A mathematical investigation of different growth rates in simultaneous tumors at two distant sites
thesisposted on 23.05.2021, 18:44 by Farjana Aktar

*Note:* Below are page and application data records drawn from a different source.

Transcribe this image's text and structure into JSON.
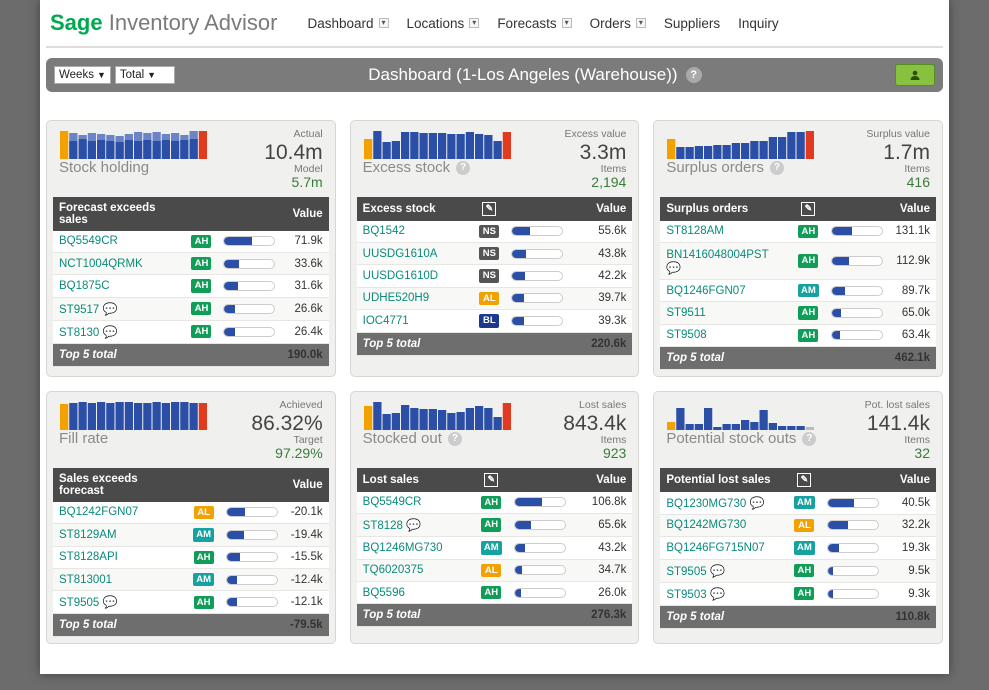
{
  "logo": {
    "sage": "Sage",
    "rest": "Inventory Advisor"
  },
  "nav": [
    "Dashboard",
    "Locations",
    "Forecasts",
    "Orders",
    "Suppliers",
    "Inquiry"
  ],
  "nav_has_caret": [
    true,
    true,
    true,
    true,
    false,
    false
  ],
  "toolbar": {
    "sel1": "Weeks",
    "sel2": "Total",
    "title": "Dashboard (1-Los Angeles (Warehouse))"
  },
  "cards": [
    {
      "title": "Stock holding",
      "help": false,
      "metric": {
        "lbl1": "Actual",
        "big": "10.4m",
        "lbl2": "Model",
        "med": "5.7m"
      },
      "chart": {
        "first_color": "#f2a100",
        "last_color": "#e13a1f",
        "bar_color": "#2b4ea6",
        "heights": [
          28,
          26,
          24,
          26,
          25,
          24,
          23,
          25,
          27,
          26,
          27,
          25,
          26,
          24,
          28,
          28
        ],
        "secondary": [
          0,
          18,
          20,
          18,
          19,
          18,
          17,
          19,
          18,
          19,
          18,
          19,
          18,
          19,
          20,
          0
        ],
        "secondary_color": "#6b84c7"
      },
      "table": {
        "header": "Forecast exceeds sales",
        "value_label": "Value",
        "edit": false,
        "rows": [
          {
            "code": "BQ5549CR",
            "chat": false,
            "badge": "AH",
            "bar": 55,
            "val": "71.9k"
          },
          {
            "code": "NCT1004QRMK",
            "chat": false,
            "badge": "AH",
            "bar": 30,
            "val": "33.6k"
          },
          {
            "code": "BQ1875C",
            "chat": false,
            "badge": "AH",
            "bar": 28,
            "val": "31.6k"
          },
          {
            "code": "ST9517",
            "chat": true,
            "badge": "AH",
            "bar": 22,
            "val": "26.6k"
          },
          {
            "code": "ST8130",
            "chat": true,
            "badge": "AH",
            "bar": 22,
            "val": "26.4k"
          }
        ],
        "footer_label": "Top 5 total",
        "footer_val": "190.0k"
      }
    },
    {
      "title": "Excess stock",
      "help": true,
      "metric": {
        "lbl1": "Excess value",
        "big": "3.3m",
        "lbl2": "Items",
        "med": "2,194"
      },
      "chart": {
        "first_color": "#f2a100",
        "last_color": "#e13a1f",
        "bar_color": "#2b4ea6",
        "heights": [
          20,
          28,
          17,
          18,
          27,
          27,
          26,
          26,
          26,
          25,
          25,
          27,
          25,
          24,
          18,
          27
        ]
      },
      "table": {
        "header": "Excess stock",
        "value_label": "Value",
        "edit": true,
        "rows": [
          {
            "code": "BQ1542",
            "chat": false,
            "badge": "NS",
            "bar": 35,
            "val": "55.6k"
          },
          {
            "code": "UUSDG1610A",
            "chat": false,
            "badge": "NS",
            "bar": 28,
            "val": "43.8k"
          },
          {
            "code": "UUSDG1610D",
            "chat": false,
            "badge": "NS",
            "bar": 26,
            "val": "42.2k"
          },
          {
            "code": "UDHE520H9",
            "chat": false,
            "badge": "AL",
            "bar": 24,
            "val": "39.7k"
          },
          {
            "code": "IOC4771",
            "chat": false,
            "badge": "BL",
            "bar": 23,
            "val": "39.3k"
          }
        ],
        "footer_label": "Top 5 total",
        "footer_val": "220.6k"
      }
    },
    {
      "title": "Surplus orders",
      "help": true,
      "metric": {
        "lbl1": "Surplus value",
        "big": "1.7m",
        "lbl2": "Items",
        "med": "416"
      },
      "chart": {
        "first_color": "#f2a100",
        "last_color": "#e13a1f",
        "bar_color": "#2b4ea6",
        "heights": [
          20,
          12,
          12,
          13,
          13,
          14,
          14,
          16,
          16,
          18,
          18,
          22,
          22,
          27,
          27,
          28
        ]
      },
      "table": {
        "header": "Surplus orders",
        "value_label": "Value",
        "edit": true,
        "rows": [
          {
            "code": "ST8128AM",
            "chat": false,
            "badge": "AH",
            "bar": 40,
            "val": "131.1k"
          },
          {
            "code": "BN1416048004PST",
            "chat": true,
            "badge": "AH",
            "bar": 34,
            "val": "112.9k"
          },
          {
            "code": "BQ1246FGN07",
            "chat": false,
            "badge": "AM",
            "bar": 26,
            "val": "89.7k"
          },
          {
            "code": "ST9511",
            "chat": false,
            "badge": "AH",
            "bar": 18,
            "val": "65.0k"
          },
          {
            "code": "ST9508",
            "chat": false,
            "badge": "AH",
            "bar": 17,
            "val": "63.4k"
          }
        ],
        "footer_label": "Top 5 total",
        "footer_val": "462.1k"
      }
    },
    {
      "title": "Fill rate",
      "help": false,
      "metric": {
        "lbl1": "Achieved",
        "big": "86.32%",
        "lbl2": "Target",
        "med": "97.29%"
      },
      "chart": {
        "first_color": "#f2a100",
        "last_color": "#e13a1f",
        "bar_color": "#2b4ea6",
        "heights": [
          26,
          27,
          28,
          27,
          28,
          27,
          28,
          28,
          27,
          27,
          28,
          27,
          28,
          28,
          27,
          27
        ]
      },
      "table": {
        "header": "Sales exceeds forecast",
        "value_label": "Value",
        "edit": false,
        "rows": [
          {
            "code": "BQ1242FGN07",
            "chat": false,
            "badge": "AL",
            "bar": 36,
            "val": "-20.1k"
          },
          {
            "code": "ST8129AM",
            "chat": false,
            "badge": "AM",
            "bar": 34,
            "val": "-19.4k"
          },
          {
            "code": "ST8128API",
            "chat": false,
            "badge": "AH",
            "bar": 26,
            "val": "-15.5k"
          },
          {
            "code": "ST813001",
            "chat": false,
            "badge": "AM",
            "bar": 20,
            "val": "-12.4k"
          },
          {
            "code": "ST9505",
            "chat": true,
            "badge": "AH",
            "bar": 20,
            "val": "-12.1k"
          }
        ],
        "footer_label": "Top 5 total",
        "footer_val": "-79.5k"
      }
    },
    {
      "title": "Stocked out",
      "help": true,
      "metric": {
        "lbl1": "Lost sales",
        "big": "843.4k",
        "lbl2": "Items",
        "med": "923"
      },
      "chart": {
        "first_color": "#f2a100",
        "last_color": "#e13a1f",
        "bar_color": "#2b4ea6",
        "heights": [
          24,
          28,
          16,
          17,
          25,
          22,
          21,
          21,
          20,
          17,
          18,
          22,
          24,
          22,
          13,
          27
        ]
      },
      "table": {
        "header": "Lost sales",
        "value_label": "Value",
        "edit": true,
        "rows": [
          {
            "code": "BQ5549CR",
            "chat": false,
            "badge": "AH",
            "bar": 55,
            "val": "106.8k"
          },
          {
            "code": "ST8128",
            "chat": true,
            "badge": "AH",
            "bar": 32,
            "val": "65.6k"
          },
          {
            "code": "BQ1246MG730",
            "chat": false,
            "badge": "AM",
            "bar": 20,
            "val": "43.2k"
          },
          {
            "code": "TQ6020375",
            "chat": false,
            "badge": "AL",
            "bar": 15,
            "val": "34.7k"
          },
          {
            "code": "BQ5596",
            "chat": false,
            "badge": "AH",
            "bar": 12,
            "val": "26.0k"
          }
        ],
        "footer_label": "Top 5 total",
        "footer_val": "276.3k"
      }
    },
    {
      "title": "Potential stock outs",
      "help": true,
      "metric": {
        "lbl1": "Pot. lost sales",
        "big": "141.4k",
        "lbl2": "Items",
        "med": "32"
      },
      "chart": {
        "first_color": "#f2a100",
        "last_color": "#e13a1f",
        "bar_color": "#2b4ea6",
        "heights": [
          8,
          22,
          6,
          6,
          22,
          3,
          6,
          6,
          10,
          8,
          20,
          7,
          4,
          4,
          4,
          3
        ],
        "gray_last": true
      },
      "table": {
        "header": "Potential lost sales",
        "value_label": "Value",
        "edit": true,
        "rows": [
          {
            "code": "BQ1230MG730",
            "chat": true,
            "badge": "AM",
            "bar": 52,
            "val": "40.5k"
          },
          {
            "code": "BQ1242MG730",
            "chat": false,
            "badge": "AL",
            "bar": 40,
            "val": "32.2k"
          },
          {
            "code": "BQ1246FG715N07",
            "chat": false,
            "badge": "AM",
            "bar": 22,
            "val": "19.3k"
          },
          {
            "code": "ST9505",
            "chat": true,
            "badge": "AH",
            "bar": 10,
            "val": "9.5k"
          },
          {
            "code": "ST9503",
            "chat": true,
            "badge": "AH",
            "bar": 10,
            "val": "9.3k"
          }
        ],
        "footer_label": "Top 5 total",
        "footer_val": "110.8k"
      }
    }
  ]
}
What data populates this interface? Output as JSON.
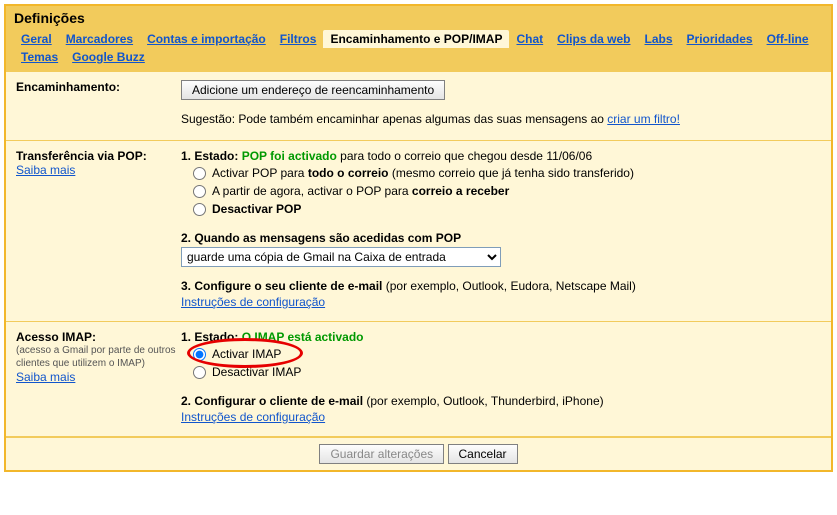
{
  "title": "Definições",
  "tabs": [
    "Geral",
    "Marcadores",
    "Contas e importação",
    "Filtros",
    "Encaminhamento e POP/IMAP",
    "Chat",
    "Clips da web",
    "Labs",
    "Prioridades",
    "Off-line",
    "Temas",
    "Google Buzz"
  ],
  "active_tab": "Encaminhamento e POP/IMAP",
  "forwarding": {
    "label": "Encaminhamento:",
    "add_button": "Adicione um endereço de reencaminhamento",
    "suggestion_prefix": "Sugestão: Pode também encaminhar apenas algumas das suas mensagens ao ",
    "suggestion_link": "criar um filtro!"
  },
  "pop": {
    "label": "Transferência via POP:",
    "learn_more": "Saiba mais",
    "status_label": "1. Estado: ",
    "status_green": "POP foi activado",
    "status_suffix": " para todo o correio que chegou desde 11/06/06",
    "opt1_a": "Activar POP para ",
    "opt1_b": "todo o correio",
    "opt1_c": " (mesmo correio que já tenha sido transferido)",
    "opt2_a": "A partir de agora, activar o POP para ",
    "opt2_b": "correio a receber",
    "opt3": "Desactivar POP",
    "heading2": "2. Quando as mensagens são acedidas com POP",
    "select_value": "guarde uma cópia de Gmail na Caixa de entrada",
    "heading3_a": "3. Configure o seu cliente de e-mail ",
    "heading3_b": "(por exemplo, Outlook, Eudora, Netscape Mail)",
    "config_link": "Instruções de configuração"
  },
  "imap": {
    "label": "Acesso IMAP:",
    "sub": "(acesso a Gmail por parte de outros clientes que utilizem o IMAP)",
    "learn_more": "Saiba mais",
    "status_label": "1. Estado: ",
    "status_green": "O IMAP está activado",
    "opt1": "Activar IMAP",
    "opt2": "Desactivar IMAP",
    "heading2_a": "2. Configurar o cliente de e-mail ",
    "heading2_b": "(por exemplo, Outlook, Thunderbird, iPhone)",
    "config_link": "Instruções de configuração"
  },
  "footer": {
    "save": "Guardar alterações",
    "cancel": "Cancelar"
  }
}
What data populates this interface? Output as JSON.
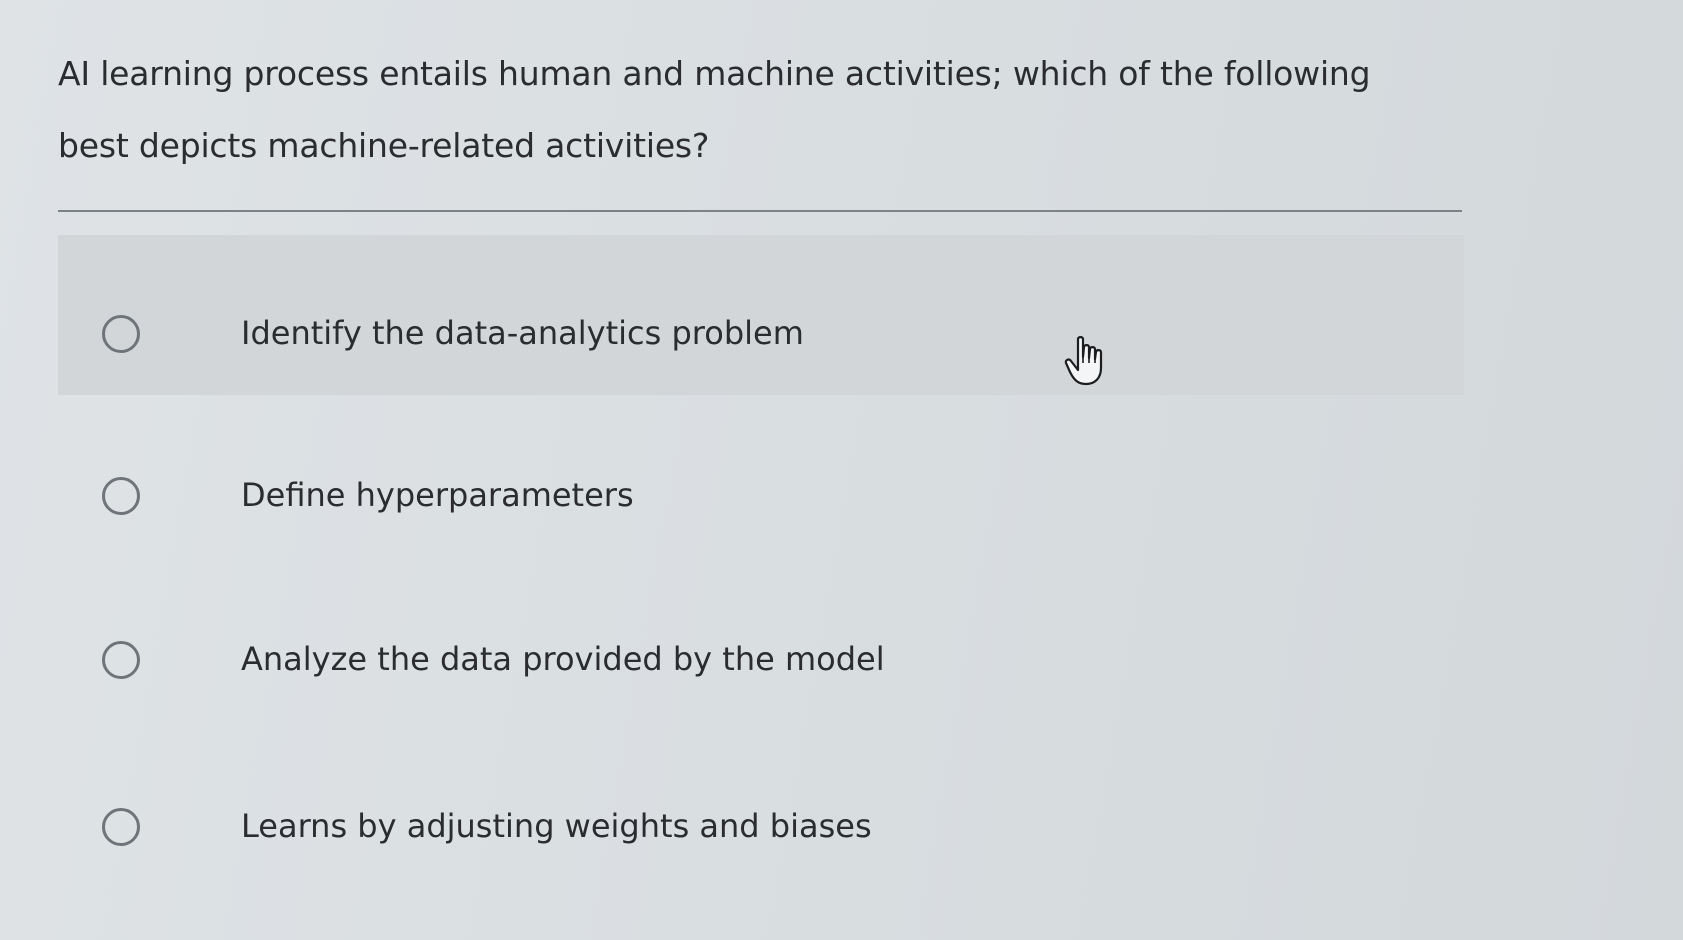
{
  "question": {
    "text": "AI learning process entails human and machine activities; which of the following best depicts machine-related activities?"
  },
  "options": [
    {
      "label": "Identify the data-analytics problem",
      "selected": false
    },
    {
      "label": "Define hyperparameters",
      "selected": false
    },
    {
      "label": "Analyze the data provided by the model",
      "selected": false
    },
    {
      "label": "Learns by adjusting weights and biases",
      "selected": false
    }
  ],
  "cursor": {
    "icon": "hand-pointer-icon"
  }
}
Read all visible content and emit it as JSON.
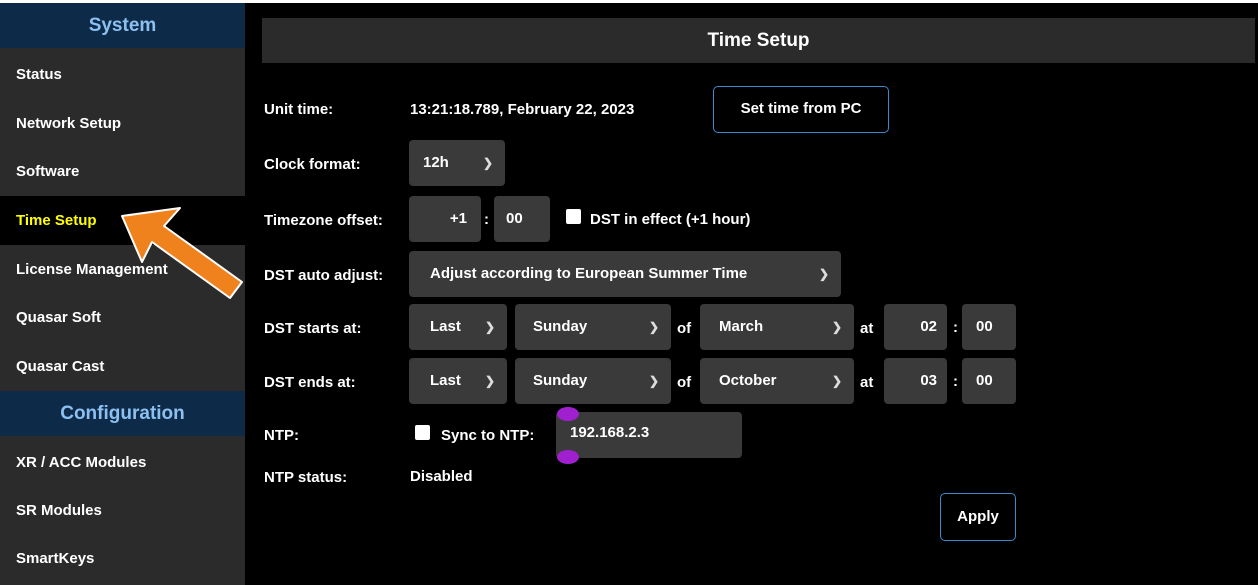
{
  "sidebar": {
    "section_system": "System",
    "section_configuration": "Configuration",
    "items": [
      {
        "label": "Status"
      },
      {
        "label": "Network Setup"
      },
      {
        "label": "Software"
      },
      {
        "label": "Time Setup"
      },
      {
        "label": "License Management"
      },
      {
        "label": "Quasar Soft"
      },
      {
        "label": "Quasar Cast"
      },
      {
        "label": "XR / ACC Modules"
      },
      {
        "label": "SR Modules"
      },
      {
        "label": "SmartKeys"
      }
    ],
    "active_item": "Time Setup"
  },
  "page": {
    "title": "Time Setup"
  },
  "form": {
    "unit_time": {
      "label": "Unit time:",
      "value": "13:21:18.789, February 22, 2023",
      "button": "Set time from PC"
    },
    "clock_format": {
      "label": "Clock format:",
      "value": "12h"
    },
    "timezone": {
      "label": "Timezone offset:",
      "hours": "+1",
      "minutes": "00",
      "dst_checkbox_label": "DST in effect (+1 hour)",
      "dst_checked": false
    },
    "dst_auto": {
      "label": "DST auto adjust:",
      "value": "Adjust according to European Summer Time"
    },
    "dst_start": {
      "label": "DST starts at:",
      "week": "Last",
      "day": "Sunday",
      "of": "of",
      "month": "March",
      "at": "at",
      "hour": "02",
      "minute": "00"
    },
    "dst_end": {
      "label": "DST ends at:",
      "week": "Last",
      "day": "Sunday",
      "of": "of",
      "month": "October",
      "at": "at",
      "hour": "03",
      "minute": "00"
    },
    "ntp": {
      "label": "NTP:",
      "sync_label": "Sync to NTP:",
      "sync_checked": false,
      "server": "192.168.2.3"
    },
    "ntp_status": {
      "label": "NTP status:",
      "value": "Disabled"
    },
    "apply": "Apply"
  },
  "colors": {
    "section_header_bg": "#0e2a49",
    "section_header_text": "#8cc0f0",
    "active_item_text": "#ffff00",
    "button_border": "#3a8ad0",
    "arrow": "#f0821e",
    "handle": "#a020d0"
  },
  "icons": {
    "select_chevron": "chevron-down-icon",
    "annotation": "orange-arrow-icon"
  }
}
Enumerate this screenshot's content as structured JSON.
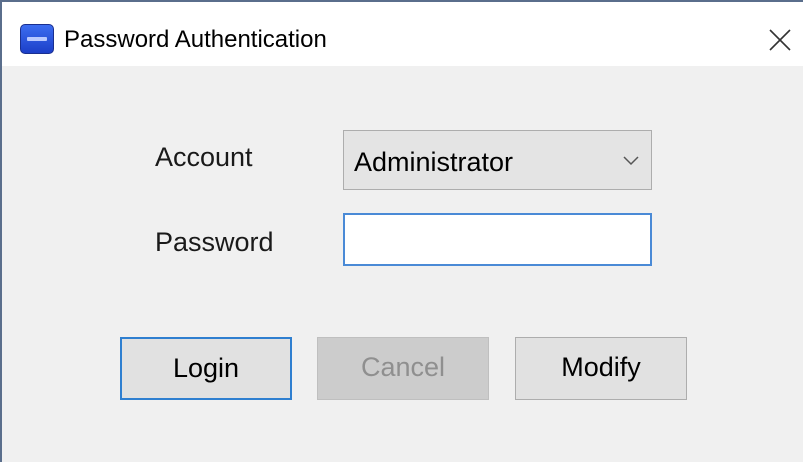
{
  "window": {
    "title": "Password Authentication",
    "icon": "app-icon",
    "close_icon": "close-icon"
  },
  "form": {
    "account_label": "Account",
    "account_value": "Administrator",
    "password_label": "Password",
    "password_value": ""
  },
  "buttons": {
    "login": "Login",
    "cancel": "Cancel",
    "modify": "Modify"
  },
  "colors": {
    "focus_border": "#2f7fd0",
    "input_border": "#4a8ad6",
    "disabled_text": "#8f8f8f"
  }
}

Experimental data demonstrates that simultaneous injection of cancer cells at two distinct sites often results in one large and one small tumour. Unbalanced tumour-stimulating inflammation is hypothesized to be the cause of this growth rate separation, causing one tumour to grow faster than the other. Here, a mathematical model for immune recruitment and competition between two cancer sites is developed to explore the role of tumour-promoting inflammation in the observed growth rate separation. Due to the experimental set-up, immune predation may be neglected, focusing the model on tumour-promoting immune actions. A new mathematical model with localized immune recruitment and competition between the two cancer sites is developed using a multi-compartment ODE system. A simulated annealing algorithm is used to fit the model to control data (one tumour burden). Stability and parameter sensitivity analyses are used to explore the mathematical model and parameter space. Next, the two-tumour scenario is predicted by testing parameter values tied to possible biological mechanisms of action. The model predicts that indeed inflammation may be a contributor to growth rate separation observed in simultaneous tumour growth, if one site is pre-inflamed compared to the other.